Welcome to our Supreme and Appellate Court summaries webpage. On this page, I provide abbreviated summaries of decisions from the Connecticut Appellate Courts which highlight important issues and developments in Connecticut law, and provide practical practice pointers to litigants. I have been summarizing these court decisions internally for our firm for more than 10 years, and providing relevant highlights to my municipal and insurance practice clients for almost as long. It was suggested that a wider audience might appreciate brief summaries of recent rulings that condense often long and confusing decisions down to their basic elements. These summaries are limited to the civil litigation decisions. I may from time to time add commentary, and may even criticize a decision’s reasoning. Such commentary is solely my own personal opinion. Pullman & Comley’s Appellate Practice Group of which I am a member includes experienced appellate advocates in almost every area of the law. Should you have a need to consult about a potential appeal, please email me at firstname.lastname@example.org. I hope the reader finds these summaries helpful. – Edward P. McCreery
Posted April 25, 2017
Only alimony paid by a non-party / former spouse it taken into consideration when setting child support amounts, not the alimony currently being paid by a participant in the family law case. This decision also held that the Trial Court had discretion to not alter the ex-husbands child support obligations even after three of the four kids moved out of mom’s home and into dad’s home. While that might seem on its face a substantial change in circumstances, the mom testified the kids still bounced around between both houses depending on which parent they were angry at and so it was a loose shared physical custody arrangement.
Residential real estate buyer signed an exclusive one-year buyer’s agreement with a broker. But when the relationship soured, the buyer tried to unilaterally cancel the agreement. The buyer then signed on with another broker and bought a house. The original broker sued for their 3% buyers-rep commission. The Trial Court rejected multiple defenses by the defendant/buyer, such as it was a contract of adhesion, he did not know what he signed, etc. It was found he was a sophisticated buyer having held executive positions at large corporations. The Trial Court awarded the commission as damages and attorney fees to be set later under an attorney fee clause in the agreement. On appeal, the appellate panel declined to consider a challenge to only one of the Trial Court’s reasons why it was the buyer who breached the contract, not the broker. Challenging only one ground accomplishes nothing if the remaining grounds for a buyer’s breach remain in place. This decision also held that the Trial Court did not have to hold an evidentiary hearing to set the attorney fee award, especially when the defendant failed to file any objection to either the request for an award or the amount of attorney fees. Under that scenario, the appellate panel will not consider a challenge to the award of fees for the first time on appeal. In any event a Trial Court has knowledge how to set fees, especially like those here, where detailed time records were required by the court and the hourly rate was in the low range. A footnote reminds us that the appeal clock is ticking once the Trial Court makes a finding that a party is entitled to recover attorney fees even though the fee amount has not yet been set by the Trial Court.
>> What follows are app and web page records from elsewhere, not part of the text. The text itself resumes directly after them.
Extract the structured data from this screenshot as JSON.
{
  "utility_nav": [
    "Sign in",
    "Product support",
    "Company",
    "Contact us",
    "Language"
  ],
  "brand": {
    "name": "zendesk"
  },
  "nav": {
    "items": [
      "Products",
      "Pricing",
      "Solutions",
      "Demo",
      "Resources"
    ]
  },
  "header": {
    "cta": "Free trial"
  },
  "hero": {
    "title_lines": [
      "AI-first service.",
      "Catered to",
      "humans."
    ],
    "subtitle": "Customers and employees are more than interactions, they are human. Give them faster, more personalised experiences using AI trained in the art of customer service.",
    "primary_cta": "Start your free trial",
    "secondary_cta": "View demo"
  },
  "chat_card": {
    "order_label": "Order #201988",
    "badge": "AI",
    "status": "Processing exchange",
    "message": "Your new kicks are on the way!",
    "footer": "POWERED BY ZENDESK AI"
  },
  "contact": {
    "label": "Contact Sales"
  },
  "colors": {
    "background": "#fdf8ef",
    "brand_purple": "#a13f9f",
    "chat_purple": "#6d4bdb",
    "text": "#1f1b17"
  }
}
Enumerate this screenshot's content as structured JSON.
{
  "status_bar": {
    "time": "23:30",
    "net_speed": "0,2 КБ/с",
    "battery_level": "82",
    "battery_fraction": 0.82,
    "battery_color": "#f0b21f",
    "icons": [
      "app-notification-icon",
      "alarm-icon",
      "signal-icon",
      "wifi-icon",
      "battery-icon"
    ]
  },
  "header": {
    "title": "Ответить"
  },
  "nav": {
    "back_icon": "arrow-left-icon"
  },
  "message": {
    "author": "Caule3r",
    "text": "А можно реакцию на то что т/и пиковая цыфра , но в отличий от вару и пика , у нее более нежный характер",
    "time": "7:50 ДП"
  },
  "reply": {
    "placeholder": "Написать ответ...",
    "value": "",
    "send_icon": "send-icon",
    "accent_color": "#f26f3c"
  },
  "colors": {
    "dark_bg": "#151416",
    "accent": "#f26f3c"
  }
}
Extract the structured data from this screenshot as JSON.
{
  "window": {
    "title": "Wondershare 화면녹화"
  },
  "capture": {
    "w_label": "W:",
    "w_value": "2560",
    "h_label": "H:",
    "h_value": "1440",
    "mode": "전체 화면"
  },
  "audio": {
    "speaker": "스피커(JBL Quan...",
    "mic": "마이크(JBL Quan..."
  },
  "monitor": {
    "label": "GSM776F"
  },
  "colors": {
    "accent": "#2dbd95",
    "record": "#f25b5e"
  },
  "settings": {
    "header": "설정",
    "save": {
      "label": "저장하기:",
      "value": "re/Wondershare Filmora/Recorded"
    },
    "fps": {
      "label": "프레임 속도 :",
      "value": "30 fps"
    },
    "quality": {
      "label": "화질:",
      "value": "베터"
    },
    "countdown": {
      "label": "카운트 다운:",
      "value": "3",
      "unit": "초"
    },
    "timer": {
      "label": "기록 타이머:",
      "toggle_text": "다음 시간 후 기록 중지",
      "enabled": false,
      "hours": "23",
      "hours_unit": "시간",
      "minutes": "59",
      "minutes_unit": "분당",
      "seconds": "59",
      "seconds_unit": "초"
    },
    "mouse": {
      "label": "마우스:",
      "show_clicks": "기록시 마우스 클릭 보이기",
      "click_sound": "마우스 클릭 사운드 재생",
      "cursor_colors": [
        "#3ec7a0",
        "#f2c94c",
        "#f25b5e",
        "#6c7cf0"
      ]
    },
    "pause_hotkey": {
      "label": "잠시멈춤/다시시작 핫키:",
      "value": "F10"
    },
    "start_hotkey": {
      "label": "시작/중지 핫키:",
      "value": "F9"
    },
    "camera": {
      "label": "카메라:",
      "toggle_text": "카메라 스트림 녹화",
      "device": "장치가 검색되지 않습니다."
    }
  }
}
A finding that a consensual separation agreement that called for no child support by the ex-husband was fair and equitable does not mean that the Trial Court could not later modify the agreement notwithstanding a lacked of changed circumstances to call for payments when the original Trial Court failed to make a specific finding that to not deviate from the guidelines would be inequitable. “Changed circumstances,” or “original deviation from the guidelines w/o a finding," may each be an independent basis to later modify child support.
The facts and holdings of any case may be redacted, paraphrased or condensed for ease of reading. No summary can be an exact rendering of any decision, however, so interested readers are referred to the full decisions. The docket number of each case is a hyperlink to the Connecticut Judicial Department online slip opinion. © 2017 Pullman & Comley, LLC. All Rights Reserved.Back to Top